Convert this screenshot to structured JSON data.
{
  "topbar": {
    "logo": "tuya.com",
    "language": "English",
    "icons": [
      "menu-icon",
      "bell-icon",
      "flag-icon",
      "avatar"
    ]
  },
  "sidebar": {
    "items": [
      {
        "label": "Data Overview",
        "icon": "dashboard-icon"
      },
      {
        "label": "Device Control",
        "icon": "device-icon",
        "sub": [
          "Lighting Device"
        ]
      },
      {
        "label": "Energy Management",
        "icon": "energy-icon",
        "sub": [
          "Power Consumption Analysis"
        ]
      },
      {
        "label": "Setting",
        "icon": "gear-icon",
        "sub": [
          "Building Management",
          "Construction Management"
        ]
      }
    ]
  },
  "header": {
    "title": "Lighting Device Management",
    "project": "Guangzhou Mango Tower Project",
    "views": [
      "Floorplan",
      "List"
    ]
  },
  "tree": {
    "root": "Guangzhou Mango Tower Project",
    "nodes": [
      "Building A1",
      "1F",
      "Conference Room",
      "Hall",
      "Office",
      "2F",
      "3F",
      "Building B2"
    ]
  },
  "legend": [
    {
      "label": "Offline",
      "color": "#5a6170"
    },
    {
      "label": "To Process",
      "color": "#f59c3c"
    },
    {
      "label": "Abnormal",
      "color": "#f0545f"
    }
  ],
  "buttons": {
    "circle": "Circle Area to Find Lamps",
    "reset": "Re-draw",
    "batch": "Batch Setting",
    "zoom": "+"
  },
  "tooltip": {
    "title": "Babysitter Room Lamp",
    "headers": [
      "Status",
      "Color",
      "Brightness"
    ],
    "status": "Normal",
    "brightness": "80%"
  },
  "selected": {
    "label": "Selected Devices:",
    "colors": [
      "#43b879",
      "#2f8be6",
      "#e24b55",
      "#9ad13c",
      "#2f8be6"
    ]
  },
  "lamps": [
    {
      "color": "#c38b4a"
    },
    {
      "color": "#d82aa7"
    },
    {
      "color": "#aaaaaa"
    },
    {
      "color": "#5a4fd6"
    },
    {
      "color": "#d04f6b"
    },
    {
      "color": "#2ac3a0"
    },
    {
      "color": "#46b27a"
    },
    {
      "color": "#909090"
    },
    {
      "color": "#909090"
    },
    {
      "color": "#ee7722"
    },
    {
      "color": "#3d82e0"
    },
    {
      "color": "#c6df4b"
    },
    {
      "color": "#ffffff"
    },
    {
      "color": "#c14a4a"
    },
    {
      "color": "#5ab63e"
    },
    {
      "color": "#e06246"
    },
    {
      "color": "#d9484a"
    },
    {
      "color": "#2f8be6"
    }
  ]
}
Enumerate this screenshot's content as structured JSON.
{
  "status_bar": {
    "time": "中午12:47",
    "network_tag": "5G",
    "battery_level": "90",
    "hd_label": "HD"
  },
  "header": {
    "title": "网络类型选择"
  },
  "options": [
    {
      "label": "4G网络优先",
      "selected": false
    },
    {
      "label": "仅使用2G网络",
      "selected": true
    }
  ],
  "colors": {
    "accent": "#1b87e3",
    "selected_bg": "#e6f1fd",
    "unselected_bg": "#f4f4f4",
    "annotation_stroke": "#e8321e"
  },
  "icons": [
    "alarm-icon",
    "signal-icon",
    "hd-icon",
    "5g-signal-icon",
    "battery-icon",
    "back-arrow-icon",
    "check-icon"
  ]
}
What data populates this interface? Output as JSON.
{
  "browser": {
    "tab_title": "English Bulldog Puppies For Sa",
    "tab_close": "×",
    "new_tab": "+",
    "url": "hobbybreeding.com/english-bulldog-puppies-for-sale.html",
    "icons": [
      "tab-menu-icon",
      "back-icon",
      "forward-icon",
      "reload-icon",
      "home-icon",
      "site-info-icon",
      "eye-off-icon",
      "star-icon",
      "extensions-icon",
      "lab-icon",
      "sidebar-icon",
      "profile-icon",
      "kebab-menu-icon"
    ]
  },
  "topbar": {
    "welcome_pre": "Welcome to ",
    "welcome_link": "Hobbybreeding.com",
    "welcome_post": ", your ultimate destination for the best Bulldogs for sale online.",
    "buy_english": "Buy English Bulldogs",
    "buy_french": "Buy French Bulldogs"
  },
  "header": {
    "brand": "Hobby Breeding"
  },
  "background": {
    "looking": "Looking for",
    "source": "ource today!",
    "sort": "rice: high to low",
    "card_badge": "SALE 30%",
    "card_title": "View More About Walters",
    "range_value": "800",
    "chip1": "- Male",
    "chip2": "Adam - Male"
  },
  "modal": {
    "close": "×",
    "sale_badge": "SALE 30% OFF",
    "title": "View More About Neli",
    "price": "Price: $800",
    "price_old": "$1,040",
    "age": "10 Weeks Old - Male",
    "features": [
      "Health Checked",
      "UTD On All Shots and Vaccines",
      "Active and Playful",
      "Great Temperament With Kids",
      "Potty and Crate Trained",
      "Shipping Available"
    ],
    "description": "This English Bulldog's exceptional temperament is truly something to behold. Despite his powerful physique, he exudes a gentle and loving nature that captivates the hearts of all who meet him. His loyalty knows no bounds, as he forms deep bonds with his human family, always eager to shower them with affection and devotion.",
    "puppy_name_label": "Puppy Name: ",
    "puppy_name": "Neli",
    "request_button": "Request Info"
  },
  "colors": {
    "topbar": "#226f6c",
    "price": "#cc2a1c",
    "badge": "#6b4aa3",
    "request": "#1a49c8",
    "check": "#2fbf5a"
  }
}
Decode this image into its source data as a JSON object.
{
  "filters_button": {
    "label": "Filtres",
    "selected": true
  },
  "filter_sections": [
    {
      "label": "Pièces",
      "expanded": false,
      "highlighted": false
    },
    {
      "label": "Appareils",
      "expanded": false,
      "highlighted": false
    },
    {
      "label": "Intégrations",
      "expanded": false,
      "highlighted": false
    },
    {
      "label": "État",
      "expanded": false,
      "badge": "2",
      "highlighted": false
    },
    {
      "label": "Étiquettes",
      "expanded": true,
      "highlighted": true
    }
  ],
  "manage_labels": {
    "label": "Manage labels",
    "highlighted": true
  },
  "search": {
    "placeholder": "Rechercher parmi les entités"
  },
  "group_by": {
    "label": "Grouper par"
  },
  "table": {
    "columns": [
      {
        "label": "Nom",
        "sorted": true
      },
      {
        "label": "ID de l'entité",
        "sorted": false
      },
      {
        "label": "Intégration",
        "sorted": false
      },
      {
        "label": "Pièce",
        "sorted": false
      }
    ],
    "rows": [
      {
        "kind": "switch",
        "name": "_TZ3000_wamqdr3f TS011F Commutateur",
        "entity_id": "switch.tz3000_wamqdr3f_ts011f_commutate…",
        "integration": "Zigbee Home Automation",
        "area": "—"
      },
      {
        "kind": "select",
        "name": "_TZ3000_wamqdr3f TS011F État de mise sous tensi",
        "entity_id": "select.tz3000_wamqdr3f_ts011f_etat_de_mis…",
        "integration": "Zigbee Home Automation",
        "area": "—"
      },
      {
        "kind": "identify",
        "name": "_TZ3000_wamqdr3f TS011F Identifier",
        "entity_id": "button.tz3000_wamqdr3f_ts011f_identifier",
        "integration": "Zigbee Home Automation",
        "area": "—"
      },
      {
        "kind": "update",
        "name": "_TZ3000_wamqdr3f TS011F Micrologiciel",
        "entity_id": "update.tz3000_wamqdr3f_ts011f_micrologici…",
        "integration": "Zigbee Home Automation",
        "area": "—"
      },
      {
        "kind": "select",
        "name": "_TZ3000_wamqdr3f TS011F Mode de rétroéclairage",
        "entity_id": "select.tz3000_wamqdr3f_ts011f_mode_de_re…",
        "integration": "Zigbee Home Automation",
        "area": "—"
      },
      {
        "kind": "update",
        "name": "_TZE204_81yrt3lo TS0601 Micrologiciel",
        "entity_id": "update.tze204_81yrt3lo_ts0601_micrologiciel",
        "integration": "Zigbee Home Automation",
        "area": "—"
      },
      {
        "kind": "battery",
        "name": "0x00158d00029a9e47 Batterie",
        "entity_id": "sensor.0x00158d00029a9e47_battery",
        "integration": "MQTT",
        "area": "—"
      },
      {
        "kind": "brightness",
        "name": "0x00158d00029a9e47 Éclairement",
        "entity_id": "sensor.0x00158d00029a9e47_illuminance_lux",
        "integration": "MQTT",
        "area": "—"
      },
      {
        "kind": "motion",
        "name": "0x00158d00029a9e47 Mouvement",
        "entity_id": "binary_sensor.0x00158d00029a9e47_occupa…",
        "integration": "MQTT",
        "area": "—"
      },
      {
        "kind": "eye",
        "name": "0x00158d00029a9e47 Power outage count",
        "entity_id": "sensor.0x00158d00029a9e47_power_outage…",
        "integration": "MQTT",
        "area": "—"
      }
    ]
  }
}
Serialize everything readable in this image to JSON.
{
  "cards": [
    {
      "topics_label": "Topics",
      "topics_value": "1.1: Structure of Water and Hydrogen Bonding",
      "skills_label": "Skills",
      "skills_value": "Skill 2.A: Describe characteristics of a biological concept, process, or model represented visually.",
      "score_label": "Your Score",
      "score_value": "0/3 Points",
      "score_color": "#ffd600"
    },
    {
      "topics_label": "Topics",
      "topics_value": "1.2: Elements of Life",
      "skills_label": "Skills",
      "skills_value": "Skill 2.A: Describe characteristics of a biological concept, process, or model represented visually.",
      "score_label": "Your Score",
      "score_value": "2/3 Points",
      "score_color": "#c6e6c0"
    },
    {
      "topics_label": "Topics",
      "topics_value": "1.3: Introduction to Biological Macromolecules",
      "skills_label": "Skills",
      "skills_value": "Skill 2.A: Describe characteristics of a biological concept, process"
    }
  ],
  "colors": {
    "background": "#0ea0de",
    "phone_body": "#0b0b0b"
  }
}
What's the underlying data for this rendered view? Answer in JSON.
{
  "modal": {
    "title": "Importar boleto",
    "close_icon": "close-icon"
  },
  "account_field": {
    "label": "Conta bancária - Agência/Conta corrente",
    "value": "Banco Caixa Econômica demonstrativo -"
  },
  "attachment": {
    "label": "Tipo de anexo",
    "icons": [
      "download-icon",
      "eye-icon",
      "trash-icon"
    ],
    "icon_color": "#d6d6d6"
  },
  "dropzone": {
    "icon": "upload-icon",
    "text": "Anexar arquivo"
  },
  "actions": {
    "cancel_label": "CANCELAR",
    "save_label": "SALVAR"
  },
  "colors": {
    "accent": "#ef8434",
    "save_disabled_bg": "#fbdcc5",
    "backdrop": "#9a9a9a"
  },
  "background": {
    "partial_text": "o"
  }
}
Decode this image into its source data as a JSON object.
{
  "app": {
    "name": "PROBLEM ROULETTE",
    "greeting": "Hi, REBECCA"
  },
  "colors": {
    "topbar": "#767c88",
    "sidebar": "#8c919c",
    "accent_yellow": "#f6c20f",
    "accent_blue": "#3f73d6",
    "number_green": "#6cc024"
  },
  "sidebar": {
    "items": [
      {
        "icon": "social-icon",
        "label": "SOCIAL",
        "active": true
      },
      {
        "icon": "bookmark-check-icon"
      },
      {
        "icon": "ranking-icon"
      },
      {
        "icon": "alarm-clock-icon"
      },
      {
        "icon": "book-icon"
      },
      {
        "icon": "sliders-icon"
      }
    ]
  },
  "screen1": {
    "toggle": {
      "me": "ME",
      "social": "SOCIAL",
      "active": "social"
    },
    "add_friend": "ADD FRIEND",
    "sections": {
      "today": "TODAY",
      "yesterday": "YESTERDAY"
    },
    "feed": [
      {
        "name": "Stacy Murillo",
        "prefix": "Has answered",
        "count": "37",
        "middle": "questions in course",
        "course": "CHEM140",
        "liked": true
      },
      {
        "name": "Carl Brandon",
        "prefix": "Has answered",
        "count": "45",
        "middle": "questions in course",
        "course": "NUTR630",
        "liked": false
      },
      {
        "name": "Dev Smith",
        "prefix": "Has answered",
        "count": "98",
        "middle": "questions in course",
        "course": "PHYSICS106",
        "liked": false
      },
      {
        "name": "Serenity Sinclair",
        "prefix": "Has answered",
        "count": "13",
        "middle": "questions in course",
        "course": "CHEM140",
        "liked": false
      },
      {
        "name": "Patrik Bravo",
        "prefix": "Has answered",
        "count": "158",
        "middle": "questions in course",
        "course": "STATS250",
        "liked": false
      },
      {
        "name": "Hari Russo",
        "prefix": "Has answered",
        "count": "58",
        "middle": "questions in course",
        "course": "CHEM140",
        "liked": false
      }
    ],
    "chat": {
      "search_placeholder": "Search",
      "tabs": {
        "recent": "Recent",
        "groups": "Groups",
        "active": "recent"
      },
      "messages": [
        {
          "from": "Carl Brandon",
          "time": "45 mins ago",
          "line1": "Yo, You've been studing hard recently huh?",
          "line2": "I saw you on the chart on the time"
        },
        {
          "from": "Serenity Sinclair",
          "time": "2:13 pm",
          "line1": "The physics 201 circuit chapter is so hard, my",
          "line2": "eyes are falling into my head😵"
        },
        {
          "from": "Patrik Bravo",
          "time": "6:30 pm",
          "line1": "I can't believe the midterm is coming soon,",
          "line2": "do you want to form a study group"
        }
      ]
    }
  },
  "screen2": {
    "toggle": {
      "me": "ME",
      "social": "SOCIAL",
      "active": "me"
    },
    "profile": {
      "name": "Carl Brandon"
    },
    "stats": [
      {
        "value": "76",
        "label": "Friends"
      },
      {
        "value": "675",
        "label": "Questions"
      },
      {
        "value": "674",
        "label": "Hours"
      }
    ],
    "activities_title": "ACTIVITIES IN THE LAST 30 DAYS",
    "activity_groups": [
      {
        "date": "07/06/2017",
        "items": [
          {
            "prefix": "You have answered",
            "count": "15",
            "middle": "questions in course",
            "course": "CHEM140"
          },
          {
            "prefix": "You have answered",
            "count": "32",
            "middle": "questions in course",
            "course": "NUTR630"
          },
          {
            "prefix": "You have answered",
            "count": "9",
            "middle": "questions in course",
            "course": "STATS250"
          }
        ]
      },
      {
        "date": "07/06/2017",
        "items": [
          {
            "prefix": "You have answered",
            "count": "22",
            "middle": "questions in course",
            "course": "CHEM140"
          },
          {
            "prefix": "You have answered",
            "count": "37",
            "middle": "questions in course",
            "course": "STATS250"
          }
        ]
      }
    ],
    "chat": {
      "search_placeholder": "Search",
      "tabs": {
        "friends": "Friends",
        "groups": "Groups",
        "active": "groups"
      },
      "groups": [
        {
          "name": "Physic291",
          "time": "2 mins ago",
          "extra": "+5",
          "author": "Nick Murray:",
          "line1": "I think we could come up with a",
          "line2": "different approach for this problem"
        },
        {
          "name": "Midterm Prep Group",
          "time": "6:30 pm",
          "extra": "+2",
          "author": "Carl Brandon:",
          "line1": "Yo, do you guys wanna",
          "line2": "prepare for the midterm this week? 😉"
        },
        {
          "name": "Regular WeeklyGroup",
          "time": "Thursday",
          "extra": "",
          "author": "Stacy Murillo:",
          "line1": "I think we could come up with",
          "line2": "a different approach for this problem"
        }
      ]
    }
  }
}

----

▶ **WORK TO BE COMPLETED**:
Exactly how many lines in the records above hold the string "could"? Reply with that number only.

▶ **RESPONSE**:
2